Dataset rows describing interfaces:
##############################

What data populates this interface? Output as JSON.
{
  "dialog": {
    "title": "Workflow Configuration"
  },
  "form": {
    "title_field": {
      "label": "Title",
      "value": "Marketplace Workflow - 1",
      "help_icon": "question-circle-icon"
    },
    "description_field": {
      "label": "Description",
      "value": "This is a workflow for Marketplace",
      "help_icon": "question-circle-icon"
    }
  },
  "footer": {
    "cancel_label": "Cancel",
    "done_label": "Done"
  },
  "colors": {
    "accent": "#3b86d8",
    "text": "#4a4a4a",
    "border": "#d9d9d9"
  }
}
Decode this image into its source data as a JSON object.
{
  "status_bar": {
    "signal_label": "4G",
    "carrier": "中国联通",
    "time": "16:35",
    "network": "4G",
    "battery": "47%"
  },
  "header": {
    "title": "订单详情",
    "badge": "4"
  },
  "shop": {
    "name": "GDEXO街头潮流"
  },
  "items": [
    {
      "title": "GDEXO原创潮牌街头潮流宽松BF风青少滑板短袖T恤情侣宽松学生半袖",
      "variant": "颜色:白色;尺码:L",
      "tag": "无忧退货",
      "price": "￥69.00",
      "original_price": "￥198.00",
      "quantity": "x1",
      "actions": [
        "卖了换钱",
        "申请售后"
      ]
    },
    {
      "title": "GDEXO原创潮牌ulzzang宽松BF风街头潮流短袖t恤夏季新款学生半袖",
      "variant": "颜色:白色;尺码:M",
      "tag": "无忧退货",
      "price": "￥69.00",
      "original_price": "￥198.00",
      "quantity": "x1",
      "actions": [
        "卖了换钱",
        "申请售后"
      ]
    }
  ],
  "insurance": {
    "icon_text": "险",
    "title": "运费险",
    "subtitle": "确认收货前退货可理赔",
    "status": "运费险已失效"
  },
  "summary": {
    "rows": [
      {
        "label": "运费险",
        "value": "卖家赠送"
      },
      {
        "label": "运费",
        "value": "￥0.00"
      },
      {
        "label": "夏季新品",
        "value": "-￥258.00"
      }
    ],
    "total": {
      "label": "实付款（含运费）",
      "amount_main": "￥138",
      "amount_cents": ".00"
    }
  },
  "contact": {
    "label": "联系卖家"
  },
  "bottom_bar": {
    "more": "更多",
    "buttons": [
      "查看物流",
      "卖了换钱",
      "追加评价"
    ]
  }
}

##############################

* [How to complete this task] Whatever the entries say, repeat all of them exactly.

* [Output]
What data populates this interface? Output as JSON.
{
  "dialog": {
    "title": "Workflow Configuration"
  },
  "form": {
    "title_field": {
      "label": "Title",
      "value": "Marketplace Workflow - 1",
      "help_icon": "question-circle-icon"
    },
    "description_field": {
      "label": "Description",
      "value": "This is a workflow for Marketplace",
      "help_icon": "question-circle-icon"
    }
  },
  "footer": {
    "cancel_label": "Cancel",
    "done_label": "Done"
  },
  "colors": {
    "accent": "#3b86d8",
    "text": "#4a4a4a",
    "border": "#d9d9d9"
  }
}
Decode this image into its source data as a JSON object.
{
  "status_bar": {
    "signal_label": "4G",
    "carrier": "中国联通",
    "time": "16:35",
    "network": "4G",
    "battery": "47%"
  },
  "header": {
    "title": "订单详情",
    "badge": "4"
  },
  "shop": {
    "name": "GDEXO街头潮流"
  },
  "items": [
    {
      "title": "GDEXO原创潮牌街头潮流宽松BF风青少滑板短袖T恤情侣宽松学生半袖",
      "variant": "颜色:白色;尺码:L",
      "tag": "无忧退货",
      "price": "￥69.00",
      "original_price": "￥198.00",
      "quantity": "x1",
      "actions": [
        "卖了换钱",
        "申请售后"
      ]
    },
    {
      "title": "GDEXO原创潮牌ulzzang宽松BF风街头潮流短袖t恤夏季新款学生半袖",
      "variant": "颜色:白色;尺码:M",
      "tag": "无忧退货",
      "price": "￥69.00",
      "original_price": "￥198.00",
      "quantity": "x1",
      "actions": [
        "卖了换钱",
        "申请售后"
      ]
    }
  ],
  "insurance": {
    "icon_text": "险",
    "title": "运费险",
    "subtitle": "确认收货前退货可理赔",
    "status": "运费险已失效"
  },
  "summary": {
    "rows": [
      {
        "label": "运费险",
        "value": "卖家赠送"
      },
      {
        "label": "运费",
        "value": "￥0.00"
      },
      {
        "label": "夏季新品",
        "value": "-￥258.00"
      }
    ],
    "total": {
      "label": "实付款（含运费）",
      "amount_main": "￥138",
      "amount_cents": ".00"
    }
  },
  "contact": {
    "label": "联系卖家"
  },
  "bottom_bar": {
    "more": "更多",
    "buttons": [
      "查看物流",
      "卖了换钱",
      "追加评价"
    ]
  }
}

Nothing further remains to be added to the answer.